Dr. Julia Smith discusses the impact of moral distress on healthcare workers, emphasizing the need for structural support and the importance of recognizing care work’s value to address health inequities and the mental health challenges faced by those in the healthcare sector.

Episode 12 | Jennifer Whiteside

Jennifer Whiteside, B.C.’s Minister of Mental Health and Addictions, discusses the ministry’s initiatives to support caregivers across the province.

Episode 11 | Jonathan Orr

Jonathan Orr, a Provincial Crisis Intervention Specialist, opens up about his personal experiences with addictdion, and shares how he uses these experiences to support others and influence positive change.

Episode 10 | Alyssa Pelletier

Alyssa Pelletier, an Indigenous Mental Health and Substance Use Lead, shares her story as a Métis woman discussing Indigenous cultural safety in the healthcare system.

Episode 9 | Shannon Hart

Shannon Hart is a caregiver and the author of “The Patient Doesn’t Come First, You Do”. A registered nurse for more than 15 years, she is a caregiver at work and at home.

Episode 8 | Stacy Ashton

Stacy Ashton, executive director of the Crisis Centre of B.C., discusses the lessons she has learned throughout her career and the importance of staying soft in the face of difficult circumstances.

Episode 7 | Florence Williams

I had been doing some work with my therapist. I still had a therapist that I was working with and I had made peace with my father, and I was able to say I am Squamish, but that was three years ago. So it’s been in the last three years that I can honestly say that I am proud to be Squamish and I feel like I’m home.

Episode 6 | Mikhail Nisenboym

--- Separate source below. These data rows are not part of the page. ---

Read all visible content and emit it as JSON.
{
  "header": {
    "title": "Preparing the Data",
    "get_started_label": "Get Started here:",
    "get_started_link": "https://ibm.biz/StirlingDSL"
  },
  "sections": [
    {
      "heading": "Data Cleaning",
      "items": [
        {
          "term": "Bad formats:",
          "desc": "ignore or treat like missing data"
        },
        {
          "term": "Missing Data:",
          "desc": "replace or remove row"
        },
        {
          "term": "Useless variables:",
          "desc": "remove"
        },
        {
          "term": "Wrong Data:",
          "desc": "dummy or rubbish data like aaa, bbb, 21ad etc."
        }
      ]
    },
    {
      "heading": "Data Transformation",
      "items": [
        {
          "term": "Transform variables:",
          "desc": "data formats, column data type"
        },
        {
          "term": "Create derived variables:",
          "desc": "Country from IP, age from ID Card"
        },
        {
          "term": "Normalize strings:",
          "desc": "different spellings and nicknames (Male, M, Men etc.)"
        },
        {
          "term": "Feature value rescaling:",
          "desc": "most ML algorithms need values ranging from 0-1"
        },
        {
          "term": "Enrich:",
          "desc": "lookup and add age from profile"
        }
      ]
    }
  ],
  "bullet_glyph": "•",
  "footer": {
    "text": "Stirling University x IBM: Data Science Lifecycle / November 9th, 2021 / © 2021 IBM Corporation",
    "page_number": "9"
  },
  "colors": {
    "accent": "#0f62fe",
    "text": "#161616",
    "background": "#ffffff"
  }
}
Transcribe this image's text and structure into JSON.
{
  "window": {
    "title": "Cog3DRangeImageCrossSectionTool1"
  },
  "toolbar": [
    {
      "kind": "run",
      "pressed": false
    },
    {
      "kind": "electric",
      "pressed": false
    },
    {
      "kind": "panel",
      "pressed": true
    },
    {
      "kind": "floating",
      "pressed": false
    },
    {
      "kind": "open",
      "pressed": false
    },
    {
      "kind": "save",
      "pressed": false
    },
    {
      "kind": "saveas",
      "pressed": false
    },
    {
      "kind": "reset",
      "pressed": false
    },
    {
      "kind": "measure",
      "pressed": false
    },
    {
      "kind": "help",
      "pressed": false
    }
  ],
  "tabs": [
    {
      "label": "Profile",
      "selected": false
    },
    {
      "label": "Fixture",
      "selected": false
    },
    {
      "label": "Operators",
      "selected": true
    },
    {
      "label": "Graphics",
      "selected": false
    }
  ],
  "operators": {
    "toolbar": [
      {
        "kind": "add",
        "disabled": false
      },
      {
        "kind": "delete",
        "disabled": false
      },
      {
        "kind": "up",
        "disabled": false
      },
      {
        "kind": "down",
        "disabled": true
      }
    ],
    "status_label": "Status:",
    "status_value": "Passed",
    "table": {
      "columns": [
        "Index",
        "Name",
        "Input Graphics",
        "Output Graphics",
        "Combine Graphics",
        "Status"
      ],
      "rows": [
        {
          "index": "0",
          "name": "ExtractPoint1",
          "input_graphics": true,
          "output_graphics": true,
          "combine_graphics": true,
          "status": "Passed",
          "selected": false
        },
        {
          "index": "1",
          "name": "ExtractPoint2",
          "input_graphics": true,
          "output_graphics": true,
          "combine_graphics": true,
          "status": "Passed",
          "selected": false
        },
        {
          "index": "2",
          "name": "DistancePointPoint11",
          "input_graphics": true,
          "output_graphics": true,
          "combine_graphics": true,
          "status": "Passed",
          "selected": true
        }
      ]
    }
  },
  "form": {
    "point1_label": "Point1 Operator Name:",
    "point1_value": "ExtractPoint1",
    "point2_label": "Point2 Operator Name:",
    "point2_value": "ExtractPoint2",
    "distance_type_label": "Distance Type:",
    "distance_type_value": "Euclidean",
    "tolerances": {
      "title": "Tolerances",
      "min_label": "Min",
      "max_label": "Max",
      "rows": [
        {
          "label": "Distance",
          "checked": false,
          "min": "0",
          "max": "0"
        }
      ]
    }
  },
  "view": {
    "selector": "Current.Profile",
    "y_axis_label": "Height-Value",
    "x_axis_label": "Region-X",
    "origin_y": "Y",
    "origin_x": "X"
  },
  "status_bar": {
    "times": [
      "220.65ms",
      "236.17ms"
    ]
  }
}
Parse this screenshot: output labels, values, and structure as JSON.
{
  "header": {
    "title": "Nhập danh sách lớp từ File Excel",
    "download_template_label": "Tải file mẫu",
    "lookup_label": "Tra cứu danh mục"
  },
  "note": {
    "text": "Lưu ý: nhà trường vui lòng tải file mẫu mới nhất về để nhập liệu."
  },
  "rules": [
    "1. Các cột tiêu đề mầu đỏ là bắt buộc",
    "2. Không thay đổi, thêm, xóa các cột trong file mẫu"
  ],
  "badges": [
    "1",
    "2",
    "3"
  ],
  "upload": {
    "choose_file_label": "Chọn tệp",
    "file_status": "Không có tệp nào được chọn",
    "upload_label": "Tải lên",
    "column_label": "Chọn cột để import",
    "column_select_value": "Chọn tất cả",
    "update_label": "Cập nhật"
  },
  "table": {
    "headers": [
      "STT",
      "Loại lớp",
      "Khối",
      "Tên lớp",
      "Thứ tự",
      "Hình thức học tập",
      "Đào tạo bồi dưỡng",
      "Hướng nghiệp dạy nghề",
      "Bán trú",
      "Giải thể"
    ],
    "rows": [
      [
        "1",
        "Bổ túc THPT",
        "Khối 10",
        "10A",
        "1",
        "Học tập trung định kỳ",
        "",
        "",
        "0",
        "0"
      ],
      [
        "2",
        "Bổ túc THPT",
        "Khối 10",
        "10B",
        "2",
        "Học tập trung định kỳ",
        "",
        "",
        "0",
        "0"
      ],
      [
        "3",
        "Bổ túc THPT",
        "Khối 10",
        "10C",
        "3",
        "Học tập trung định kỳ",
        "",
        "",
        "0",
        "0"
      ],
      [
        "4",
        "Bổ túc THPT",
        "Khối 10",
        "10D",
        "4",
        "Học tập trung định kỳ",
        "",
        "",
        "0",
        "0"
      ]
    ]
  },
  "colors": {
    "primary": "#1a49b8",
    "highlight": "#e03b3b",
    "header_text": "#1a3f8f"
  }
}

I think a lot of, even family members, they struggle with this on a daily basis, having to fight, you know, guilt and things that they, you know, putting their loved ones and surrendering loved ones to a place like where I work.

Episode 5 | Tonya Neufeld

A lot of the suicides we’ve seen recently, you know, people that it feels like it’s out of the blue, but I’m sure that person was struggling for a long time and was just trying to cover it up. So, I think breaking the stigma and myself openly talking about it and bringing it up like it’s any other conversation.